Web page and app entries:

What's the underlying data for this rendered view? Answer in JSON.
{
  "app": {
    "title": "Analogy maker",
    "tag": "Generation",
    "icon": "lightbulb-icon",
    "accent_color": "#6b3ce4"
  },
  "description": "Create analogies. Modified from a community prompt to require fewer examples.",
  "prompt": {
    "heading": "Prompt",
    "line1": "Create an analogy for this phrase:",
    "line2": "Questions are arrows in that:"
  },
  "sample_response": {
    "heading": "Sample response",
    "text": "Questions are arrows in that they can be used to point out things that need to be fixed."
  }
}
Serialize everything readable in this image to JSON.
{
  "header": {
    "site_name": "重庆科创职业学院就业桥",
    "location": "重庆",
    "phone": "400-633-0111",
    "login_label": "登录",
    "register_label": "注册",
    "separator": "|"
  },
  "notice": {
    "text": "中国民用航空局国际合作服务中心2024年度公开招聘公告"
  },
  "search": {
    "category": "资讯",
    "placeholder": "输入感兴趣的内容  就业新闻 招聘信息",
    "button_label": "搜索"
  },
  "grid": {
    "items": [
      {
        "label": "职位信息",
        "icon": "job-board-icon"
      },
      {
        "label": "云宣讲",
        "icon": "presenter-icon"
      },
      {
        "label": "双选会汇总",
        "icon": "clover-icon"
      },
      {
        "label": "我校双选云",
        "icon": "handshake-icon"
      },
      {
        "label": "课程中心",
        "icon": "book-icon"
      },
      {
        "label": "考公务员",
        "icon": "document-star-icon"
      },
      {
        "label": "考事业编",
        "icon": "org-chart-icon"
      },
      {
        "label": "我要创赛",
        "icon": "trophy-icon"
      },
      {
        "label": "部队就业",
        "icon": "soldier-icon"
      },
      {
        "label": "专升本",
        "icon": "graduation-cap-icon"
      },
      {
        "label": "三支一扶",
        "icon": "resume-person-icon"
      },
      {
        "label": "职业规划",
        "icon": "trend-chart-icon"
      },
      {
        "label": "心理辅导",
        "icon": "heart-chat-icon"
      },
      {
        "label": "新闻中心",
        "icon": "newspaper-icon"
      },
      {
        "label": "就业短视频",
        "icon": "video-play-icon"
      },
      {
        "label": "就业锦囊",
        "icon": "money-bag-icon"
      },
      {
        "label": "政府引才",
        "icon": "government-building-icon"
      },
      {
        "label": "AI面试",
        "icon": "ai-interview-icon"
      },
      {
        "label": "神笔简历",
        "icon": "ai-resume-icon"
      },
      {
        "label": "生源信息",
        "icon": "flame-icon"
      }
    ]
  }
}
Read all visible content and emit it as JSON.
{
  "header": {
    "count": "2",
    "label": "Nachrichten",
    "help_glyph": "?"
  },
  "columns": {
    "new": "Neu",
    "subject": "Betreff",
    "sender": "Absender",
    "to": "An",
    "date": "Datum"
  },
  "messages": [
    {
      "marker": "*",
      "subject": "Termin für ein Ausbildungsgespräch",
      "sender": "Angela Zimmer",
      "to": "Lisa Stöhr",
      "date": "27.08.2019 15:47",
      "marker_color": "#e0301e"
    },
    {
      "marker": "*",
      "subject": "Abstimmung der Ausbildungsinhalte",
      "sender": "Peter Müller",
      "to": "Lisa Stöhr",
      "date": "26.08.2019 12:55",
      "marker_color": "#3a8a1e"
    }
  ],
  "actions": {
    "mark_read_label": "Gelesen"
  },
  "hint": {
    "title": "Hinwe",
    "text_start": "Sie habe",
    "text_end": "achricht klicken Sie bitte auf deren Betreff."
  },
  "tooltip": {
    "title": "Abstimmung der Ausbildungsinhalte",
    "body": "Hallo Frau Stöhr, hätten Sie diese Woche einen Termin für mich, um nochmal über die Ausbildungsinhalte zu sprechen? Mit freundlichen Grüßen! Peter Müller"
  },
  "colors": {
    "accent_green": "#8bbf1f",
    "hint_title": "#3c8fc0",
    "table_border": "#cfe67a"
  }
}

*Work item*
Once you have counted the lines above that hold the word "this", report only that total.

*Solution*
3